Travel Time Budget

In the long-run, autonomous vehicles are expected to transform transportation. Not only will they free up hundreds of hours every year for the average person, they are expected to be significantly faster. So what does this mean for our urban form? Five decades ago, a planner might have said “Nothing!” We assumed people always wanted to minimize travel. Improvements to transportation infrastructure meant people would travel less. Since then, researchers have thoroughly disproved that notion. Instead, we now believe people have a travel time budget: an amount of time people wish to travel in a day. Under this theory, people don’t travel less when their drive to work gets faster, they just use that extra that time to travel somewhere else.

The notion of a travel time budget was first introduced by Yacov Zahavi in the late 70’s. At the time he was looking for ways to improve travel demand modeling. The existing models did a poor job of reflecting reality and required extensive calibration (partly because they were based on that flawed assumption that people want to minimize travel). Zahavi’s research found that people generally wish to spend between 1.1 and 1.3 hours per day traveling. This was a huge paradigm shift for transportation planners, but research has continued to support and reinforce the idea of a travel time budget.

That said, our understanding of travel time budgets has become more nuanced. Researchers have learned (perhaps unsurprisingly) that travel time budgets are unique to each person and they depend on factors like age, socioeconomic status, and cultural and personal values. Further, while we may have an ideal travel time budget in mind, we don’t always achieve it. Instead people are regularly making changes (some big and some small) that will bring them closer to their ideal travel time budget.
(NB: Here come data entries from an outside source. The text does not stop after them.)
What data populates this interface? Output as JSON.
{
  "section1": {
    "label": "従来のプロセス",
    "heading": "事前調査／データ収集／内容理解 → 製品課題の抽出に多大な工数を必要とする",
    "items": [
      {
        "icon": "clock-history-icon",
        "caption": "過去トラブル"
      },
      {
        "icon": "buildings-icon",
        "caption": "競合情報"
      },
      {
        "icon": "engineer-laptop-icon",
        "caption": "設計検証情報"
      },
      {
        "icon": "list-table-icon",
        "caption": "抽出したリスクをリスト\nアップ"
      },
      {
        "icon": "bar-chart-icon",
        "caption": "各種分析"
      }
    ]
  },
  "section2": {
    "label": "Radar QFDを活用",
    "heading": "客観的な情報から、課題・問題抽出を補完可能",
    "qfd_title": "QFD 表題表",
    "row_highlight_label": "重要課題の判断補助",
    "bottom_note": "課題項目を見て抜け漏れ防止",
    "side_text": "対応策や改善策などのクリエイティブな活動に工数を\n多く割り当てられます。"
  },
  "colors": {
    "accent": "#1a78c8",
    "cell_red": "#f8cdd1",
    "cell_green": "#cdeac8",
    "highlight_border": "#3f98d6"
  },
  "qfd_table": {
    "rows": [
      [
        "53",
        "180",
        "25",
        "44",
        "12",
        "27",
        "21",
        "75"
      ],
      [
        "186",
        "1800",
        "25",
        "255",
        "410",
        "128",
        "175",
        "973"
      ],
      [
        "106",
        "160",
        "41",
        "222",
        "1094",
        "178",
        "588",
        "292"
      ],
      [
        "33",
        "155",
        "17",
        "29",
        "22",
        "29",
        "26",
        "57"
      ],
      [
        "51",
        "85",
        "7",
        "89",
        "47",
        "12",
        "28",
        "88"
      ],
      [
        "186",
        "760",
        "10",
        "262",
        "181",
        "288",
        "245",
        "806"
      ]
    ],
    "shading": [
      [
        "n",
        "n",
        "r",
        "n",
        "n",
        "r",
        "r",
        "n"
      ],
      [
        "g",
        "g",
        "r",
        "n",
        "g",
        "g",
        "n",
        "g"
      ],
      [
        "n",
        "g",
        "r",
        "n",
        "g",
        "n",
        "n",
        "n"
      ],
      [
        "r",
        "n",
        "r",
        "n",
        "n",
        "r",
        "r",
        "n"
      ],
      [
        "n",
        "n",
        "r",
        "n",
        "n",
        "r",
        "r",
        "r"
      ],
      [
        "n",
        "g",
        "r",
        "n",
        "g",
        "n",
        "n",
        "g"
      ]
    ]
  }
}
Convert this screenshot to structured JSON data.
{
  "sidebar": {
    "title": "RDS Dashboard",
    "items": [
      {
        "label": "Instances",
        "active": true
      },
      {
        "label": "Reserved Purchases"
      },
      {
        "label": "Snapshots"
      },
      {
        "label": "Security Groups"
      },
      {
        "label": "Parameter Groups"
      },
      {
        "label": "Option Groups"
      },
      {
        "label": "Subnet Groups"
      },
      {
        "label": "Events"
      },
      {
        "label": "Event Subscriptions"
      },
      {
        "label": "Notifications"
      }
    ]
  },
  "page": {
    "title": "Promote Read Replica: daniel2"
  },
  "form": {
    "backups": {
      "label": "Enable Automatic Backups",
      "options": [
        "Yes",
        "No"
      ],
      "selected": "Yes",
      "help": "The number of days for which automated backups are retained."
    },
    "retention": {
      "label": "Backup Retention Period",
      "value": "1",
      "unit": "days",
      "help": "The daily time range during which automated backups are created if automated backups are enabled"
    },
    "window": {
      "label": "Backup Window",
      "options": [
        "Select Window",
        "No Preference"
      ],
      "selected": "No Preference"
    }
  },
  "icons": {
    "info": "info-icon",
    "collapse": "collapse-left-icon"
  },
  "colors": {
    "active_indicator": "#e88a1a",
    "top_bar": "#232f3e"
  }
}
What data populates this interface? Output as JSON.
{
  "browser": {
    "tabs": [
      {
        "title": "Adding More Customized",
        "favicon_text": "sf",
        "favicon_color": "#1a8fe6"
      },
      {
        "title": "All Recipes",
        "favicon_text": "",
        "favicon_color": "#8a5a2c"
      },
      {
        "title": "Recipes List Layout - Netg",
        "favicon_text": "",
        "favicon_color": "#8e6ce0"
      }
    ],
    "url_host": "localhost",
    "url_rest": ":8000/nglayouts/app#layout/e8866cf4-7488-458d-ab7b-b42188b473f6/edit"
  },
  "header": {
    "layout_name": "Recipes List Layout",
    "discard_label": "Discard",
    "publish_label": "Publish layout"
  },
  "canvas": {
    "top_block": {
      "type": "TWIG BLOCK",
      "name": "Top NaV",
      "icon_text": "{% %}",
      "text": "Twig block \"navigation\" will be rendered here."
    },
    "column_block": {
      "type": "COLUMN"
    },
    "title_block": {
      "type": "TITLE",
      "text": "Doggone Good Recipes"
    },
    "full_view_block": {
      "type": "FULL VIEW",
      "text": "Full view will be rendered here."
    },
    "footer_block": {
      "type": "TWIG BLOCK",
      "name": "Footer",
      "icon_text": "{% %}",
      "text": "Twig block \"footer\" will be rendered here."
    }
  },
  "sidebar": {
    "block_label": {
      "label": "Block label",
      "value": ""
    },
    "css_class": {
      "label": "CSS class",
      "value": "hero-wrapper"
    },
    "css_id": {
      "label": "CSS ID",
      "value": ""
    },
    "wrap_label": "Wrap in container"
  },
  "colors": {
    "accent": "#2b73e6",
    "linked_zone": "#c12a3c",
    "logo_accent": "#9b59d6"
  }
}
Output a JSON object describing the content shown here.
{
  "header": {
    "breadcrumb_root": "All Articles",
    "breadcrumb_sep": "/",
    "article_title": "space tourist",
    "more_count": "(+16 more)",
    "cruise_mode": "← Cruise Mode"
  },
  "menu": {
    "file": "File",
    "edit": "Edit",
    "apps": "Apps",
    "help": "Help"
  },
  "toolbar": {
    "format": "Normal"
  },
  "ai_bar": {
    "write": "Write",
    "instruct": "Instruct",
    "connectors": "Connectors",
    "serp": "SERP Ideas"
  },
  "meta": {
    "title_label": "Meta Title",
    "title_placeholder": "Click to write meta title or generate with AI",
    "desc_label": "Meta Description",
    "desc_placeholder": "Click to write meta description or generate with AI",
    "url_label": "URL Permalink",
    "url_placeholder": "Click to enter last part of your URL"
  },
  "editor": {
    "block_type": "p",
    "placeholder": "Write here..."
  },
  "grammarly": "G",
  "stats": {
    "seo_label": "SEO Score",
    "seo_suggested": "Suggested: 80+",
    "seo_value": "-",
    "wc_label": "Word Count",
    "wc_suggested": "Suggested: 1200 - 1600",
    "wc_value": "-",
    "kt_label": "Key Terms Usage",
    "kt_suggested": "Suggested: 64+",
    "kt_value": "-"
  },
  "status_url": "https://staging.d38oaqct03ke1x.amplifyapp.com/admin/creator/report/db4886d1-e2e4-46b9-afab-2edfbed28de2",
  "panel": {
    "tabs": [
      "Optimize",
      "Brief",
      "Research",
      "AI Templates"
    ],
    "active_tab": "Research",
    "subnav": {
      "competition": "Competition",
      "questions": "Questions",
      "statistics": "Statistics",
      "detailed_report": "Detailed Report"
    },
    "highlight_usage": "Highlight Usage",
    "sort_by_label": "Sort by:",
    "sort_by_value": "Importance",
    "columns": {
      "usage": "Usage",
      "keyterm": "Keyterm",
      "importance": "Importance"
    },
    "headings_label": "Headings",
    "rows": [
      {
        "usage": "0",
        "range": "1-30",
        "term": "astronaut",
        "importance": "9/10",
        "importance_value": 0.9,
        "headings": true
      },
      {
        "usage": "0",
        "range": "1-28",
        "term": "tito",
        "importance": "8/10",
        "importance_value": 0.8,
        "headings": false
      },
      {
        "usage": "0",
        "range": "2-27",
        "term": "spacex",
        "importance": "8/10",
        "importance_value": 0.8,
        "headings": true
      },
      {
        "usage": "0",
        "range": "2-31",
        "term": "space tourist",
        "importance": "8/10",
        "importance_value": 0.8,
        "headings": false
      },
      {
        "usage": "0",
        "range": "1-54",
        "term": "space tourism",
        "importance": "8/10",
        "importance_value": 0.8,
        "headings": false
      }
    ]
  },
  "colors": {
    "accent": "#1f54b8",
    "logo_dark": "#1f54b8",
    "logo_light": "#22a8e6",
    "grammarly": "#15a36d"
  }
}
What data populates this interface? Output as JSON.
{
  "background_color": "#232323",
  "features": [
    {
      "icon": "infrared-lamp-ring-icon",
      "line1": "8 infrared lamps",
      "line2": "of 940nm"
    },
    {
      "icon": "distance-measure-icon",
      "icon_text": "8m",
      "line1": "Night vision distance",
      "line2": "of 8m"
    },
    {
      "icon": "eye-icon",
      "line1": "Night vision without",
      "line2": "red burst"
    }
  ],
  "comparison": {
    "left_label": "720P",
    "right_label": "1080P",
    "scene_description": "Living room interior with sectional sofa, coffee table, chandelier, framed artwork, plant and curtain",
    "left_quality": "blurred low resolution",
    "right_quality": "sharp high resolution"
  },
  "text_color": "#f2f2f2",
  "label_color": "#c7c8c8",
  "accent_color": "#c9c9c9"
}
Another idea that has been widely studied and compliments travel time budgets is that of induced demand. This theory is based on simple economics. Basically, when you reduce the cost of something we will consume more of it. The theory of induced demand applies that same thinking to transportation. Returning to the example in the introduction, when a new highway reduces the time (which is the cost in the case) it takes to get to work, we will use that extra time to drive elsewhere or further, lot less.

Unsurprisingly, the theories of travel time budget and induced demand tie directly to Peter Muller’s Transportation Era’s. One of the core themes in his article is that transportation modes that increase transportation speeds cause the urban footprint to expand…up to a point. Muller mentions that early cities were limited in size by the distance a person could walk in a half-hour. The travel time budget would suggest all cities are limited by the distance a person can travel in a half-hour irrespective of the mode. Induced demand supports this conclusion and posits, among other things, that people will simply travel farther if the trip is faster.

So how does all of this relate to the driverless car? Driverless cars will eventually increase travel speeds. They will also reduce the the mental cost of driving. When we don’t have to operate the vehicle we can use that travel time to recreate, sleep or work instead. Presumably reducing the metal cost of driving will reduce the time cost of driving as well. Thus, all else equal, driverless cars will precipitate a dramatic expansion of the urban footprint, just as the car and the freeway did. It would require an increase in the monetary cost of driving, a shift in cultural values and/or a bevy of policies to counteract this trend.